* Work instruction *
A faithful copy of the whole listing is required, with nothing left out.

* Records *
....

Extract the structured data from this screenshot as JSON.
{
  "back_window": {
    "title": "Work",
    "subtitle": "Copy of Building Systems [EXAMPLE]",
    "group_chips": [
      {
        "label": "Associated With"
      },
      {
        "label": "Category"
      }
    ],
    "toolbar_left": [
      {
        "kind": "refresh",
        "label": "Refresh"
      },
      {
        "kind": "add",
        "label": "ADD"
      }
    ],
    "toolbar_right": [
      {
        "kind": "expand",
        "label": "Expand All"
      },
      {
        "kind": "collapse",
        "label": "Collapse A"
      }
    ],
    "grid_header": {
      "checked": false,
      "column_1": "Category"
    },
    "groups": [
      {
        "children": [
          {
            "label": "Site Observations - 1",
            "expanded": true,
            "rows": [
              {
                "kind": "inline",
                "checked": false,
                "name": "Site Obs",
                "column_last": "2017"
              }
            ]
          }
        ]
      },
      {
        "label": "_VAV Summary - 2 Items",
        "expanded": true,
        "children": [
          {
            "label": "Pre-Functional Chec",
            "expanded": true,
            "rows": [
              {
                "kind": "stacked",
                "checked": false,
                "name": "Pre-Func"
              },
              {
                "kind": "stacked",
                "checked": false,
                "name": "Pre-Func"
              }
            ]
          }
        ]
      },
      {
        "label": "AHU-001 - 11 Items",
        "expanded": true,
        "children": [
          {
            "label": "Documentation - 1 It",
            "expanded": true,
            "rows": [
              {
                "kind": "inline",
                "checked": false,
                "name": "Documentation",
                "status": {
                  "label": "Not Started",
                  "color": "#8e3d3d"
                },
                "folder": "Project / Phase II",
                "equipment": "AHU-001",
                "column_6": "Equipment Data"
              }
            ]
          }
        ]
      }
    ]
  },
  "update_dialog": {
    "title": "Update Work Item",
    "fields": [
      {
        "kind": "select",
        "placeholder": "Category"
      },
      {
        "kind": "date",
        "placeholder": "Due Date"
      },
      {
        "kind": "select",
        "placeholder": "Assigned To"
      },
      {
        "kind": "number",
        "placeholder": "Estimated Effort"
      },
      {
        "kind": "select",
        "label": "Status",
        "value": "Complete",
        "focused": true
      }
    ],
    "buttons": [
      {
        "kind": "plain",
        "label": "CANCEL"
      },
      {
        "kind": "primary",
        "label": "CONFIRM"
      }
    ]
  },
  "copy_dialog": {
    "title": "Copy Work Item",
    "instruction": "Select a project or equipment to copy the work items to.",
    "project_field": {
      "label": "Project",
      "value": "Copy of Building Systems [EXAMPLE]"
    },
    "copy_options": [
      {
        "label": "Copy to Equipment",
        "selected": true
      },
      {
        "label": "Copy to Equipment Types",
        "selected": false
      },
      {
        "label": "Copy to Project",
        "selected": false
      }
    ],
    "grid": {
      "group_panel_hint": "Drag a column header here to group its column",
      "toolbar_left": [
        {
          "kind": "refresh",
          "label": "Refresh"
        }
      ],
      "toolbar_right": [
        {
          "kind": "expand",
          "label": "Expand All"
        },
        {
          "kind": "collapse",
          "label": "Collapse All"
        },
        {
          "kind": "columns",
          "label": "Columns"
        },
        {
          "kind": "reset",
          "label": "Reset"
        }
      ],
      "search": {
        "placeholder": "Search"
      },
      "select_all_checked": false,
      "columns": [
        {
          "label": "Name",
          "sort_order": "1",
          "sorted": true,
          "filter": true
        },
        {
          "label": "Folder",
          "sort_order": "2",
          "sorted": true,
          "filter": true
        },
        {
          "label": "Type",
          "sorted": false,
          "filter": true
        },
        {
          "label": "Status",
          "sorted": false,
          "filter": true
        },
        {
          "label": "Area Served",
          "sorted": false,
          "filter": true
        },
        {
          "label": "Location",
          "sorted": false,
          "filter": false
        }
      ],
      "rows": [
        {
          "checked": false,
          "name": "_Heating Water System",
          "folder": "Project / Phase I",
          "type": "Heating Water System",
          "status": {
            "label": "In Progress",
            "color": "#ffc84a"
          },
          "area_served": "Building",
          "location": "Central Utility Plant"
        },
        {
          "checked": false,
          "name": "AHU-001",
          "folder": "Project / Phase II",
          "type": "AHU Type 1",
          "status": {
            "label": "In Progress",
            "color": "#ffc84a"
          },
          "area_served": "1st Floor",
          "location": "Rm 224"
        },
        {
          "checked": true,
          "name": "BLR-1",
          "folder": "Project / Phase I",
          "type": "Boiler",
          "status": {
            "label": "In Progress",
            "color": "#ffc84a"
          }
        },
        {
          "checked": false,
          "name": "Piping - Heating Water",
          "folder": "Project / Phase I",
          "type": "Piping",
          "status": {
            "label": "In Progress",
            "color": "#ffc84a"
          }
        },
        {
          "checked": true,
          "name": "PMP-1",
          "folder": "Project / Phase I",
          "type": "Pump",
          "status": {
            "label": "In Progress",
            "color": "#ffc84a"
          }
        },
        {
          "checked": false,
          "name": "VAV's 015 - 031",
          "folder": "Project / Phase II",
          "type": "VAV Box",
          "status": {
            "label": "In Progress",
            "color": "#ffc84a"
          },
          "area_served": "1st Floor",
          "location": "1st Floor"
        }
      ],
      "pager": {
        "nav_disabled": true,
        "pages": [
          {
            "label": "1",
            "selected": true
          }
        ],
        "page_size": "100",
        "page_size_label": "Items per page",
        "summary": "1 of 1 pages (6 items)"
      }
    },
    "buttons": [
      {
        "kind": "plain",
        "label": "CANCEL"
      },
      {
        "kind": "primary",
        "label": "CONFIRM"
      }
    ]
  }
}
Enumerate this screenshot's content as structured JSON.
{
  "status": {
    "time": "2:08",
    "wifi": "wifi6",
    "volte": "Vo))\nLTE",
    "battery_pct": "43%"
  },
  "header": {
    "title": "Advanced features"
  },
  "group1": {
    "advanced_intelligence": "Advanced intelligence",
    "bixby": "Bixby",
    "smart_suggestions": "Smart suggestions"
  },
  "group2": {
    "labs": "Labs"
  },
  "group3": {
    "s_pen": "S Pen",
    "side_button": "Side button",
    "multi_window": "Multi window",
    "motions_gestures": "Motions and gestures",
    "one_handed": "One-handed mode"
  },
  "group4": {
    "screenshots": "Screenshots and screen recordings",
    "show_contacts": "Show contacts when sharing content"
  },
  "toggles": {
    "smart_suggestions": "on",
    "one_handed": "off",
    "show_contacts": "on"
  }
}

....

* Response *
Extract the structured data from this screenshot as JSON.
{
  "back_window": {
    "title": "Work",
    "subtitle": "Copy of Building Systems [EXAMPLE]",
    "group_chips": [
      {
        "label": "Associated With"
      },
      {
        "label": "Category"
      }
    ],
    "toolbar_left": [
      {
        "kind": "refresh",
        "label": "Refresh"
      },
      {
        "kind": "add",
        "label": "ADD"
      }
    ],
    "toolbar_right": [
      {
        "kind": "expand",
        "label": "Expand All"
      },
      {
        "kind": "collapse",
        "label": "Collapse A"
      }
    ],
    "grid_header": {
      "checked": false,
      "column_1": "Category"
    },
    "groups": [
      {
        "children": [
          {
            "label": "Site Observations - 1",
            "expanded": true,
            "rows": [
              {
                "kind": "inline",
                "checked": false,
                "name": "Site Obs",
                "column_last": "2017"
              }
            ]
          }
        ]
      },
      {
        "label": "_VAV Summary - 2 Items",
        "expanded": true,
        "children": [
          {
            "label": "Pre-Functional Chec",
            "expanded": true,
            "rows": [
              {
                "kind": "stacked",
                "checked": false,
                "name": "Pre-Func"
              },
              {
                "kind": "stacked",
                "checked": false,
                "name": "Pre-Func"
              }
            ]
          }
        ]
      },
      {
        "label": "AHU-001 - 11 Items",
        "expanded": true,
        "children": [
          {
            "label": "Documentation - 1 It",
            "expanded": true,
            "rows": [
              {
                "kind": "inline",
                "checked": false,
                "name": "Documentation",
                "status": {
                  "label": "Not Started",
                  "color": "#8e3d3d"
                },
                "folder": "Project / Phase II",
                "equipment": "AHU-001",
                "column_6": "Equipment Data"
              }
            ]
          }
        ]
      }
    ]
  },
  "update_dialog": {
    "title": "Update Work Item",
    "fields": [
      {
        "kind": "select",
        "placeholder": "Category"
      },
      {
        "kind": "date",
        "placeholder": "Due Date"
      },
      {
        "kind": "select",
        "placeholder": "Assigned To"
      },
      {
        "kind": "number",
        "placeholder": "Estimated Effort"
      },
      {
        "kind": "select",
        "label": "Status",
        "value": "Complete",
        "focused": true
      }
    ],
    "buttons": [
      {
        "kind": "plain",
        "label": "CANCEL"
      },
      {
        "kind": "primary",
        "label": "CONFIRM"
      }
    ]
  },
  "copy_dialog": {
    "title": "Copy Work Item",
    "instruction": "Select a project or equipment to copy the work items to.",
    "project_field": {
      "label": "Project",
      "value": "Copy of Building Systems [EXAMPLE]"
    },
    "copy_options": [
      {
        "label": "Copy to Equipment",
        "selected": true
      },
      {
        "label": "Copy to Equipment Types",
        "selected": false
      },
      {
        "label": "Copy to Project",
        "selected": false
      }
    ],
    "grid": {
      "group_panel_hint": "Drag a column header here to group its column",
      "toolbar_left": [
        {
          "kind": "refresh",
          "label": "Refresh"
        }
      ],
      "toolbar_right": [
        {
          "kind": "expand",
          "label": "Expand All"
        },
        {
          "kind": "collapse",
          "label": "Collapse All"
        },
        {
          "kind": "columns",
          "label": "Columns"
        },
        {
          "kind": "reset",
          "label": "Reset"
        }
      ],
      "search": {
        "placeholder": "Search"
      },
      "select_all_checked": false,
      "columns": [
        {
          "label": "Name",
          "sort_order": "1",
          "sorted": true,
          "filter": true
        },
        {
          "label": "Folder",
          "sort_order": "2",
          "sorted": true,
          "filter": true
        },
        {
          "label": "Type",
          "sorted": false,
          "filter": true
        },
        {
          "label": "Status",
          "sorted": false,
          "filter": true
        },
        {
          "label": "Area Served",
          "sorted": false,
          "filter": true
        },
        {
          "label": "Location",
          "sorted": false,
          "filter": false
        }
      ],
      "rows": [
        {
          "checked": false,
          "name": "_Heating Water System",
          "folder": "Project / Phase I",
          "type": "Heating Water System",
          "status": {
            "label": "In Progress",
            "color": "#ffc84a"
          },
          "area_served": "Building",
          "location": "Central Utility Plant"
        },
        {
          "checked": false,
          "name": "AHU-001",
          "folder": "Project / Phase II",
          "type": "AHU Type 1",
          "status": {
            "label": "In Progress",
            "color": "#ffc84a"
          },
          "area_served": "1st Floor",
          "location": "Rm 224"
        },
        {
          "checked": true,
          "name": "BLR-1",
          "folder": "Project / Phase I",
          "type": "Boiler",
          "status": {
            "label": "In Progress",
            "color": "#ffc84a"
          }
        },
        {
          "checked": false,
          "name": "Piping - Heating Water",
          "folder": "Project / Phase I",
          "type": "Piping",
          "status": {
            "label": "In Progress",
            "color": "#ffc84a"
          }
        },
        {
          "checked": true,
          "name": "PMP-1",
          "folder": "Project / Phase I",
          "type": "Pump",
          "status": {
            "label": "In Progress",
            "color": "#ffc84a"
          }
        },
        {
          "checked": false,
          "name": "VAV's 015 - 031",
          "folder": "Project / Phase II",
          "type": "VAV Box",
          "status": {
            "label": "In Progress",
            "color": "#ffc84a"
          },
          "area_served": "1st Floor",
          "location": "1st Floor"
        }
      ],
      "pager": {
        "nav_disabled": true,
        "pages": [
          {
            "label": "1",
            "selected": true
          }
        ],
        "page_size": "100",
        "page_size_label": "Items per page",
        "summary": "1 of 1 pages (6 items)"
      }
    },
    "buttons": [
      {
        "kind": "plain",
        "label": "CANCEL"
      },
      {
        "kind": "primary",
        "label": "CONFIRM"
      }
    ]
  }
}
Enumerate this screenshot's content as structured JSON.
{
  "status": {
    "time": "2:08",
    "wifi": "wifi6",
    "volte": "Vo))\nLTE",
    "battery_pct": "43%"
  },
  "header": {
    "title": "Advanced features"
  },
  "group1": {
    "advanced_intelligence": "Advanced intelligence",
    "bixby": "Bixby",
    "smart_suggestions": "Smart suggestions"
  },
  "group2": {
    "labs": "Labs"
  },
  "group3": {
    "s_pen": "S Pen",
    "side_button": "Side button",
    "multi_window": "Multi window",
    "motions_gestures": "Motions and gestures",
    "one_handed": "One-handed mode"
  },
  "group4": {
    "screenshots": "Screenshots and screen recordings",
    "show_contacts": "Show contacts when sharing content"
  },
  "toggles": {
    "smart_suggestions": "on",
    "one_handed": "off",
    "show_contacts": "on"
  }
}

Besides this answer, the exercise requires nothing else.